The Essay
Show #201
wymminsong
David Gunn

Now that we've gotten that pesky 200th show out of the way -- and in hindsight, it wasn't really worth all of the pre-programmatic hoopla (the luau with the Vacuum Decay Chorus keening in parallel fifths certainly was overkill) -- we can get back to the basics of music from which we seem to have strayed over the last dozen weeks or so. Today, we continue our exploration of alternative forms of cutting edge composition by getting in touch with our feminine side of music. So, for the next two hours, we want you, our avidly listening audient, to forget about the cold war, stop yelling at the neighbor's kid, put aside the Sports Illustrated golf issue, turn down the volume on the World Wrestling Federation Sings the Fugs video, and get up off of the couch for a minute. Instead, we want you to imagine yourself walking quietly in an enchanted forest. All around you are vibrantly deep greens set off by soft mauves and golds. You yourself are attired in a red and white gingham frock with blue piping. A spray of ribbons in your hair has curled into an elastic caduceus, and the wind whistling through it mimics the song of happy clams. Egrets with softly droopy plumes circle overhead, molesting no one, not even the Shrimp King. You enter a sun-swept glade and sit down by the edge of a babbling brook. Frogs gather round, erroneously sensing a bluebottle feast. In this pacific milieu, you are finally free to let the feminine side of your personality emerge. As the last vestige of Hulk Hogan's knotty rendition of "Nothing" fades, you become aware of music that you had long sublimated, music that conjures comforting images of baking cookies, sewing curtains, darning socks, doing laundry, vacuuming carpets, scrubbing the tub, clipping coupons and shopping for grocery bargains, picking up the boys after soccer practice, consoling a sad little girl after her Barbie doll refuses to say where she was all night and what those stains on her hot pants are, reading Harlequin Romance novels during CNN commercial breaks, primping in front of a two-way mirror for days on end, placing irked fire ants in the Beave's hot pants. Now, don't fight it. You are coming to terms with your feminine side, a kinder, gentler persona whose musical counterpart ebbs and flows like a great Montovanian tidal basin, shimmers like the residue of a fire jumper's pacemaker struck by lightning, howls like a radiolabeled rat on cetirizine. It wobbles and honks, it festers and doinks, it is the lyrical equivalent of fast food by fax, it is the calling card of the musical mama. It is from planet Venus, and all of the little orbiting asteroids are its emetic chorus. An apt if politically ingenuous analogy might be having spent the last three weeks on the road attempting to sell a case of Acme Atomic Slide Rules, each night eating out in odd little restaurants featuring such unfamiliar cuisines as Cajun, Thai, Italian, Athabaskan, Panamanial and Mesopotamian, and then returning home to a friendly meal of hand-roasted duck, slippery green peas, smooth mashed potatoes and a warm cup of tap water. In a culinary nutshell, that's what the feminine side of music is like.
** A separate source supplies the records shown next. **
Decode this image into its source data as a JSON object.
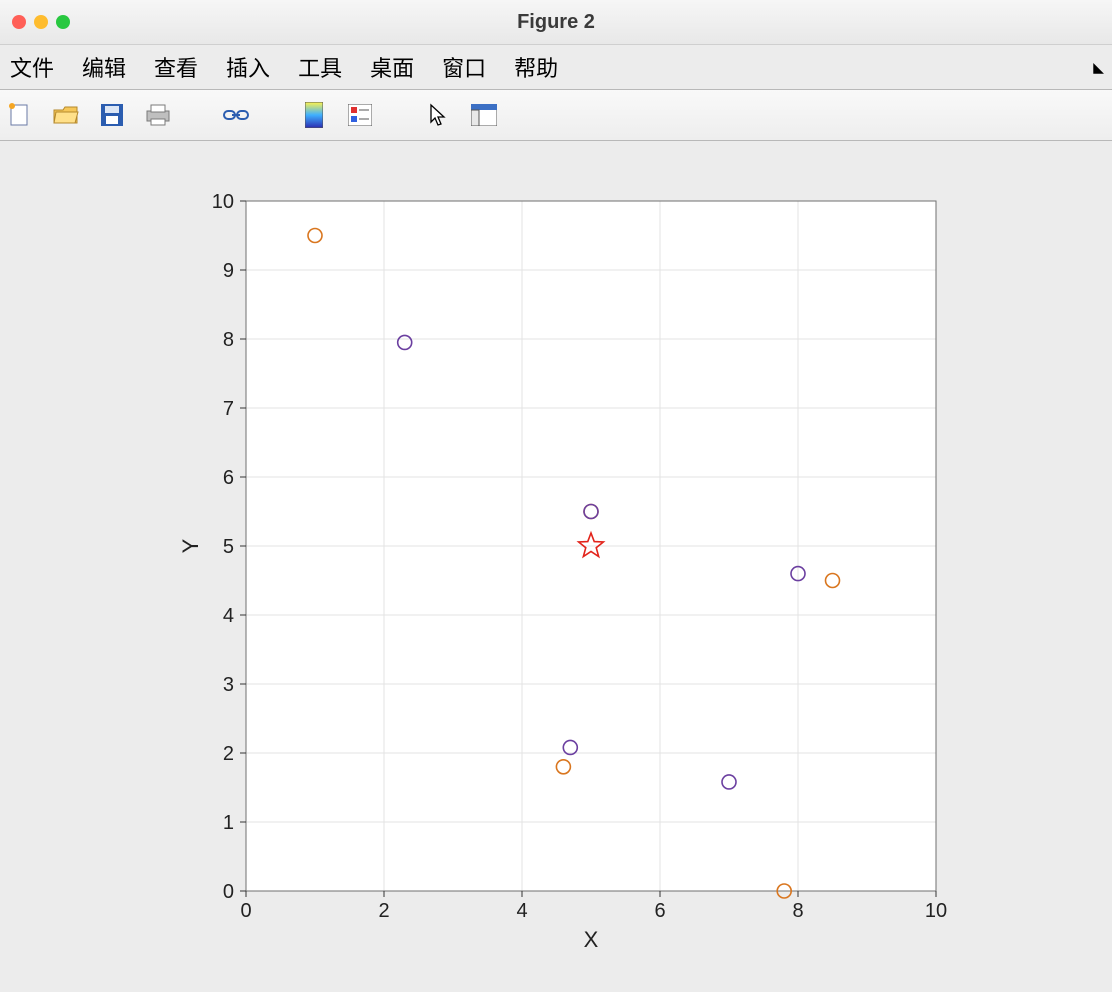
{
  "window": {
    "title": "Figure 2"
  },
  "menu": {
    "items": [
      "文件",
      "编辑",
      "查看",
      "插入",
      "工具",
      "桌面",
      "窗口",
      "帮助"
    ]
  },
  "toolbar": {
    "buttons": [
      "new-figure",
      "open",
      "save",
      "print",
      "link",
      "colorbar",
      "legend",
      "cursor",
      "panel"
    ]
  },
  "chart_data": {
    "type": "scatter",
    "title": "",
    "xlabel": "X",
    "ylabel": "Y",
    "xlim": [
      0,
      10
    ],
    "ylim": [
      0,
      10
    ],
    "xticks": [
      0,
      2,
      4,
      6,
      8,
      10
    ],
    "yticks": [
      0,
      1,
      2,
      3,
      4,
      5,
      6,
      7,
      8,
      9,
      10
    ],
    "grid": true,
    "series": [
      {
        "name": "orange-circles",
        "marker": "o",
        "color": "#d9761f",
        "points": [
          {
            "x": 1.0,
            "y": 9.5
          },
          {
            "x": 5.0,
            "y": 5.5
          },
          {
            "x": 4.6,
            "y": 1.8
          },
          {
            "x": 7.8,
            "y": 0.0
          },
          {
            "x": 8.5,
            "y": 4.5
          }
        ]
      },
      {
        "name": "purple-circles",
        "marker": "o",
        "color": "#6b3fa0",
        "points": [
          {
            "x": 2.3,
            "y": 7.95
          },
          {
            "x": 5.0,
            "y": 5.5
          },
          {
            "x": 4.7,
            "y": 2.08
          },
          {
            "x": 7.0,
            "y": 1.58
          },
          {
            "x": 8.0,
            "y": 4.6
          }
        ]
      },
      {
        "name": "red-star",
        "marker": "star",
        "color": "#e2231a",
        "points": [
          {
            "x": 5.0,
            "y": 5.0
          }
        ]
      }
    ]
  }
}
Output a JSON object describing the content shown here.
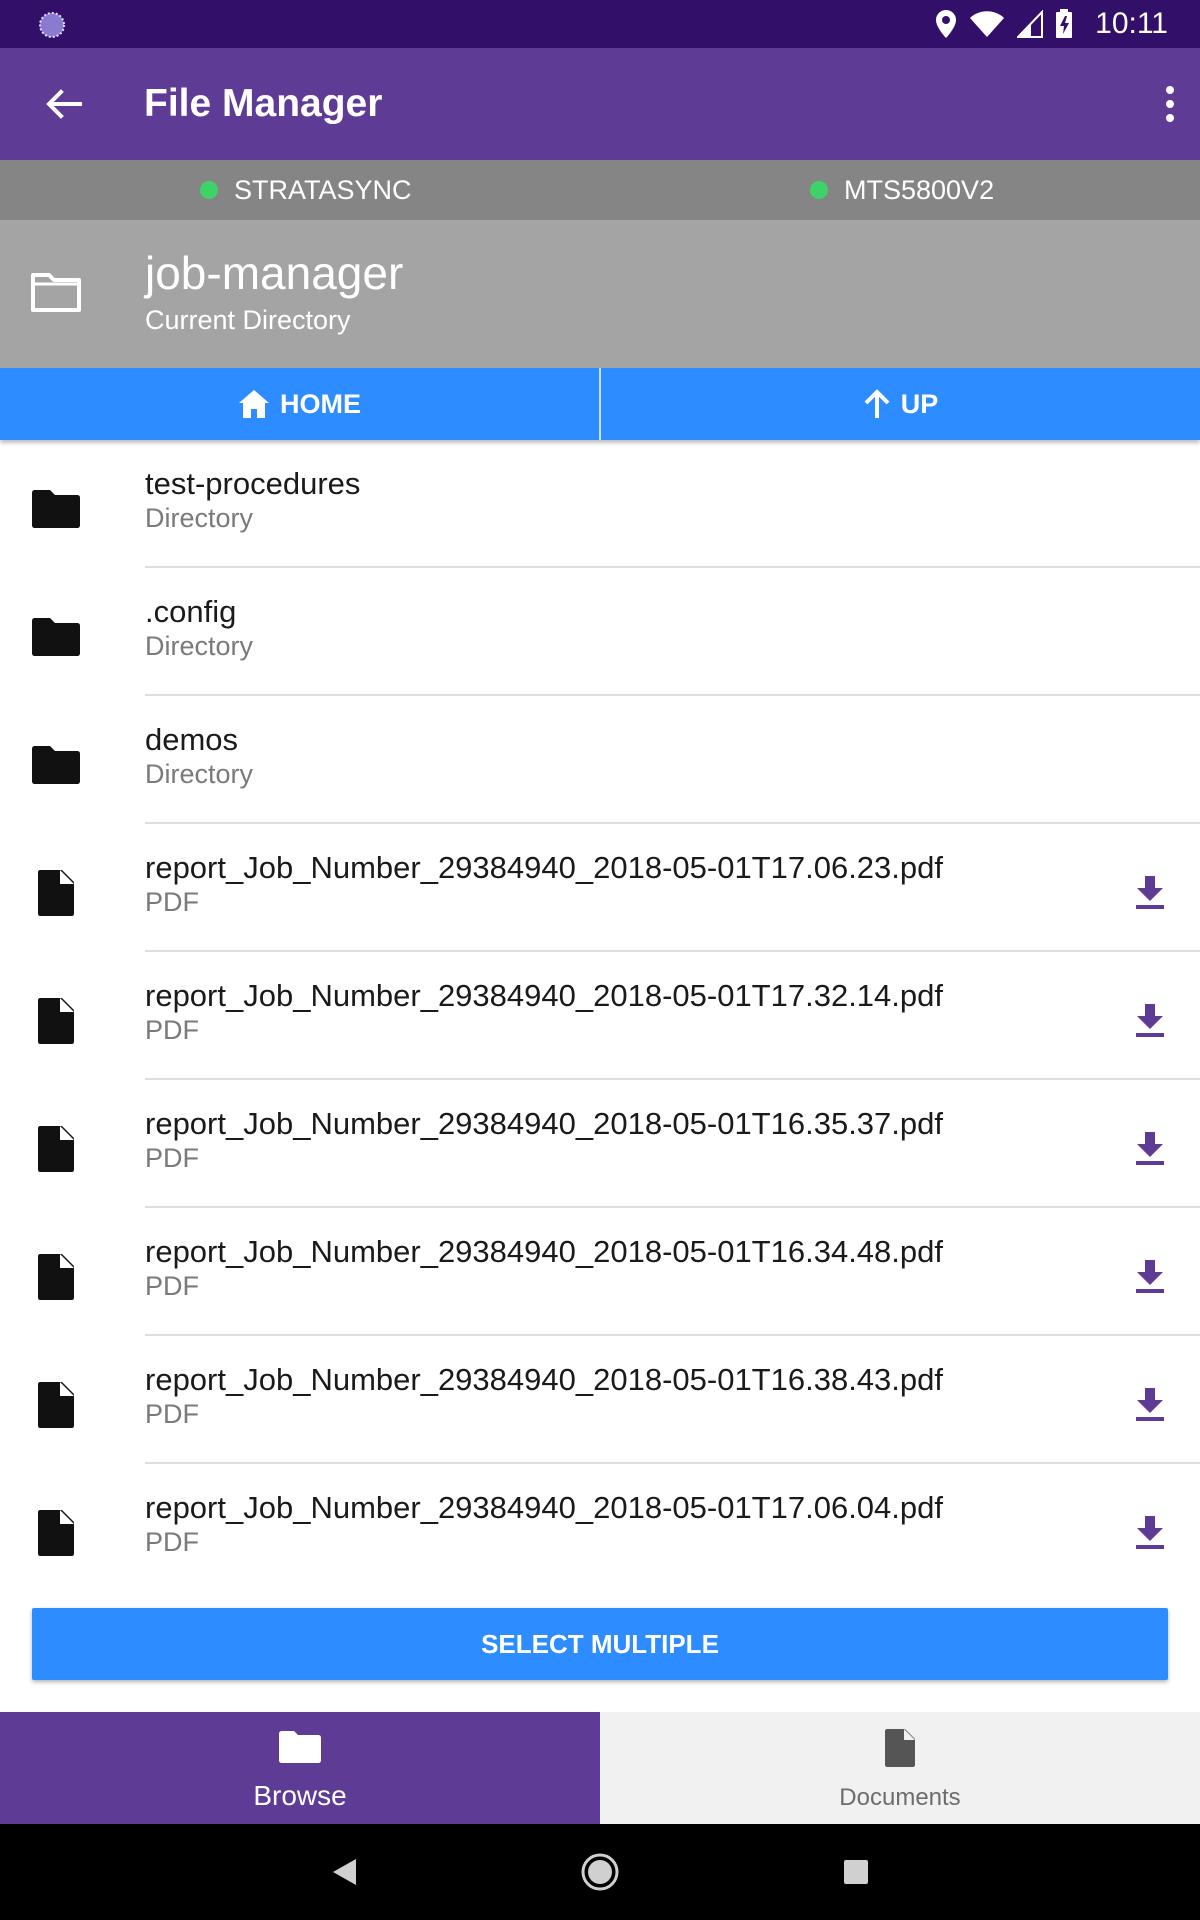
{
  "status_bar": {
    "time": "10:11"
  },
  "app_bar": {
    "title": "File Manager"
  },
  "connections": [
    {
      "label": "STRATASYNC",
      "status_color": "#3fd268"
    },
    {
      "label": "MTS5800V2",
      "status_color": "#3fd268"
    }
  ],
  "current_directory": {
    "name": "job-manager",
    "subtitle": "Current Directory"
  },
  "nav": {
    "home_label": "HOME",
    "up_label": "UP"
  },
  "files": [
    {
      "name": "test-procedures",
      "type": "Directory",
      "icon": "folder-icon"
    },
    {
      "name": ".config",
      "type": "Directory",
      "icon": "folder-icon"
    },
    {
      "name": "demos",
      "type": "Directory",
      "icon": "folder-icon"
    },
    {
      "name": "report_Job_Number_29384940_2018-05-01T17.06.23.pdf",
      "type": "PDF",
      "icon": "file-icon"
    },
    {
      "name": "report_Job_Number_29384940_2018-05-01T17.32.14.pdf",
      "type": "PDF",
      "icon": "file-icon"
    },
    {
      "name": "report_Job_Number_29384940_2018-05-01T16.35.37.pdf",
      "type": "PDF",
      "icon": "file-icon"
    },
    {
      "name": "report_Job_Number_29384940_2018-05-01T16.34.48.pdf",
      "type": "PDF",
      "icon": "file-icon"
    },
    {
      "name": "report_Job_Number_29384940_2018-05-01T16.38.43.pdf",
      "type": "PDF",
      "icon": "file-icon"
    },
    {
      "name": "report_Job_Number_29384940_2018-05-01T17.06.04.pdf",
      "type": "PDF",
      "icon": "file-icon"
    }
  ],
  "actions": {
    "select_multiple": "SELECT MULTIPLE"
  },
  "bottom_nav": {
    "browse_label": "Browse",
    "documents_label": "Documents"
  },
  "colors": {
    "accent_blue": "#2d8cff",
    "brand_purple": "#5e3b95",
    "status_bar": "#321069",
    "download_icon": "#5e3b95"
  }
}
It is girl music, wymminsong, Dame Harmony, female hormone operetta, and it's high time it was explored and, yes, even championed on Kalvos & Damian's New Music Bazaar, which this 201st episode will endeavor to do ... that is, right after we hear a contradictory point of view from Kalvos.